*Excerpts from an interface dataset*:
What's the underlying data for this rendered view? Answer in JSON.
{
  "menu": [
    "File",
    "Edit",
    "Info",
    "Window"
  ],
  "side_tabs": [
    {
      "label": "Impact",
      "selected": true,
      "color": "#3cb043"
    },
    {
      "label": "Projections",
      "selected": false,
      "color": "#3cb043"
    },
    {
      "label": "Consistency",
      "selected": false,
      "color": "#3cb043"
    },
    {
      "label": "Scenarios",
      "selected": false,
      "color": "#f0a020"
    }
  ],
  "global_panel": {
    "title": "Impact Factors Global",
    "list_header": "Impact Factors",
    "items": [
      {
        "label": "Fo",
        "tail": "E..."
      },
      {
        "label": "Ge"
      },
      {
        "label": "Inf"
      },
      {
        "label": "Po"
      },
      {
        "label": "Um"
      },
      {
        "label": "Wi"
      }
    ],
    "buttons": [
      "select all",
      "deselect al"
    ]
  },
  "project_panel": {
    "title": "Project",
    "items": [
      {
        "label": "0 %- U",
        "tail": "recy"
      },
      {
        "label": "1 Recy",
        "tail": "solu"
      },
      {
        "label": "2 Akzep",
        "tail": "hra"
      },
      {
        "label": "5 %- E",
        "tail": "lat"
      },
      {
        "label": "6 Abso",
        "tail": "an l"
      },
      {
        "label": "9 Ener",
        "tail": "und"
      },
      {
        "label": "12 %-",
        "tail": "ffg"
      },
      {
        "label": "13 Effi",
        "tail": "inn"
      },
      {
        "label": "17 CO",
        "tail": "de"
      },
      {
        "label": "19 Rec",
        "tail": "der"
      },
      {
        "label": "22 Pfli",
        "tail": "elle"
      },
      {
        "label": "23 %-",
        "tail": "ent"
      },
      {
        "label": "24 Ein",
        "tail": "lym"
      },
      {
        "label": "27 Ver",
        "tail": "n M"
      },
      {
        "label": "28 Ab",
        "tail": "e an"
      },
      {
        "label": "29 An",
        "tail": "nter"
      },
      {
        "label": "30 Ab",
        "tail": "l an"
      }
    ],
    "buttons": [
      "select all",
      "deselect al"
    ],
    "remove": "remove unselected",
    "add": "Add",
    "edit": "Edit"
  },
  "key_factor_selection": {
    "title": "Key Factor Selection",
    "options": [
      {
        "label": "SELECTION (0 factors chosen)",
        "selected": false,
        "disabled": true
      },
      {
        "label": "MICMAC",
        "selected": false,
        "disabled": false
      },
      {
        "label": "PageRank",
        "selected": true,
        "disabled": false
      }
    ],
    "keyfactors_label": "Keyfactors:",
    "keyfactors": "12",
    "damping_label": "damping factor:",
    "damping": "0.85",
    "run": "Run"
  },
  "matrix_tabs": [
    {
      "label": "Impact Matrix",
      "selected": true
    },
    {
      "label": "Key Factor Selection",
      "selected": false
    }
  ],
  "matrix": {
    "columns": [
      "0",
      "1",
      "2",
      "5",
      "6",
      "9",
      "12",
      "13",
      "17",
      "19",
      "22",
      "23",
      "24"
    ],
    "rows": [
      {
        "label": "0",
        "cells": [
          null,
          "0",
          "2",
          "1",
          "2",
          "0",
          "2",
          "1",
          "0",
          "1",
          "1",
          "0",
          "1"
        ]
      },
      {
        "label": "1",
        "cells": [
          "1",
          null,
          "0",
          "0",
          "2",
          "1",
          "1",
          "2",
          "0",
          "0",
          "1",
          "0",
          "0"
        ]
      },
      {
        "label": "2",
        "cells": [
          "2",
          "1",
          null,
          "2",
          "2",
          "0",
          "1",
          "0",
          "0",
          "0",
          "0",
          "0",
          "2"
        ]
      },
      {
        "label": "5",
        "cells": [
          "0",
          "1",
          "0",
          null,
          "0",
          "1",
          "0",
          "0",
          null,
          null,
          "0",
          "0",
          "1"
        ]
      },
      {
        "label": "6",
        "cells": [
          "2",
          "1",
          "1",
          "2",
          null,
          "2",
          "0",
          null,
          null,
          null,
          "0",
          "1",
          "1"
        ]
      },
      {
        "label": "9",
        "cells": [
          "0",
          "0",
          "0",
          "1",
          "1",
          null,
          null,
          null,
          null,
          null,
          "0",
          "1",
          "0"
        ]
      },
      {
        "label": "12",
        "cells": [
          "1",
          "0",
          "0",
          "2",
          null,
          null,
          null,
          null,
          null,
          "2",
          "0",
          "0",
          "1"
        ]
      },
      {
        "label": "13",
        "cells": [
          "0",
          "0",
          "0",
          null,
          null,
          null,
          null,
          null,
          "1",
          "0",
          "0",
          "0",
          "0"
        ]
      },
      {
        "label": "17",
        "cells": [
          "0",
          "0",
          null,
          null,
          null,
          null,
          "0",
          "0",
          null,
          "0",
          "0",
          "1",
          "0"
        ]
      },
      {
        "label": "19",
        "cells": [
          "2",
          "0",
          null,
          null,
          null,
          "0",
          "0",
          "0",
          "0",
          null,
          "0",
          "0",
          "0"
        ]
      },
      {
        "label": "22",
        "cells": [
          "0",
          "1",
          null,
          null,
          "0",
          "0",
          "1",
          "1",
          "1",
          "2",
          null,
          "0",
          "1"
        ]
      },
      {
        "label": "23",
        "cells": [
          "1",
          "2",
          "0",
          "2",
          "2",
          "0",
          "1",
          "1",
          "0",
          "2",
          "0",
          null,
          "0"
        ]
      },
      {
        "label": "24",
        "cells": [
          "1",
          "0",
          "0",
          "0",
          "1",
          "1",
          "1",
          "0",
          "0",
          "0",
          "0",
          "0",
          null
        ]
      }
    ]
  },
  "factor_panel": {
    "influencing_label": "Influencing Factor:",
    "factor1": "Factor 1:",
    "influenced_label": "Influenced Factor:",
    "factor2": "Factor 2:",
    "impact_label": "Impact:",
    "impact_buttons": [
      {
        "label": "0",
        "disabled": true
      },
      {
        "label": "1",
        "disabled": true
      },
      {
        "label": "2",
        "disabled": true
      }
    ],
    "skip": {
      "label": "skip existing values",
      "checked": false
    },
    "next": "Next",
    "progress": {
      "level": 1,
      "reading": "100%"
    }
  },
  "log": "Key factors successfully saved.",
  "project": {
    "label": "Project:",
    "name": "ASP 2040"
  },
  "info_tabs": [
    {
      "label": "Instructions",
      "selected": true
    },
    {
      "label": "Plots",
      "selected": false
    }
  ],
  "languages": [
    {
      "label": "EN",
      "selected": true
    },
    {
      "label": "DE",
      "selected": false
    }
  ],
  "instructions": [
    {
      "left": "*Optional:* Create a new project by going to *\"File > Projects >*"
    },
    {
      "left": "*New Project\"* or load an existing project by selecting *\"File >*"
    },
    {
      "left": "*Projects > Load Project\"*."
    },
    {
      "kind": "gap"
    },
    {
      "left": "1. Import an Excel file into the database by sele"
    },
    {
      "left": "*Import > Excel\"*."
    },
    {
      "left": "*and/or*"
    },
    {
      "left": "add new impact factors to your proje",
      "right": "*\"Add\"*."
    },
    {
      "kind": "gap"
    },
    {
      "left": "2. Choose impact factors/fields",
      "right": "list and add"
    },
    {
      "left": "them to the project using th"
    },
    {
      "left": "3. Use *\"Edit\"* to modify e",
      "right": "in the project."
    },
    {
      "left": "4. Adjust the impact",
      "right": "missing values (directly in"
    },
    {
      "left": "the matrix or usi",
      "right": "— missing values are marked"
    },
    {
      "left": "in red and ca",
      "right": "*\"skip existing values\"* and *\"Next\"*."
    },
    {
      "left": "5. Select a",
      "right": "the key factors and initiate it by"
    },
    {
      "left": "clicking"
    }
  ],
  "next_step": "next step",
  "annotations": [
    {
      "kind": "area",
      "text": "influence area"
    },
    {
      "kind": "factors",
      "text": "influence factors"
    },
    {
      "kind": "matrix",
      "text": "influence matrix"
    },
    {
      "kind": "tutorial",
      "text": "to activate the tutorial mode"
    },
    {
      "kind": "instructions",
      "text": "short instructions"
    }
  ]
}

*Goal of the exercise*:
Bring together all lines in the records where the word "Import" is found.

*Task output*:
      "left": "1. Import an Excel file into the database by sele"
      "left": "*Import > Excel\"*."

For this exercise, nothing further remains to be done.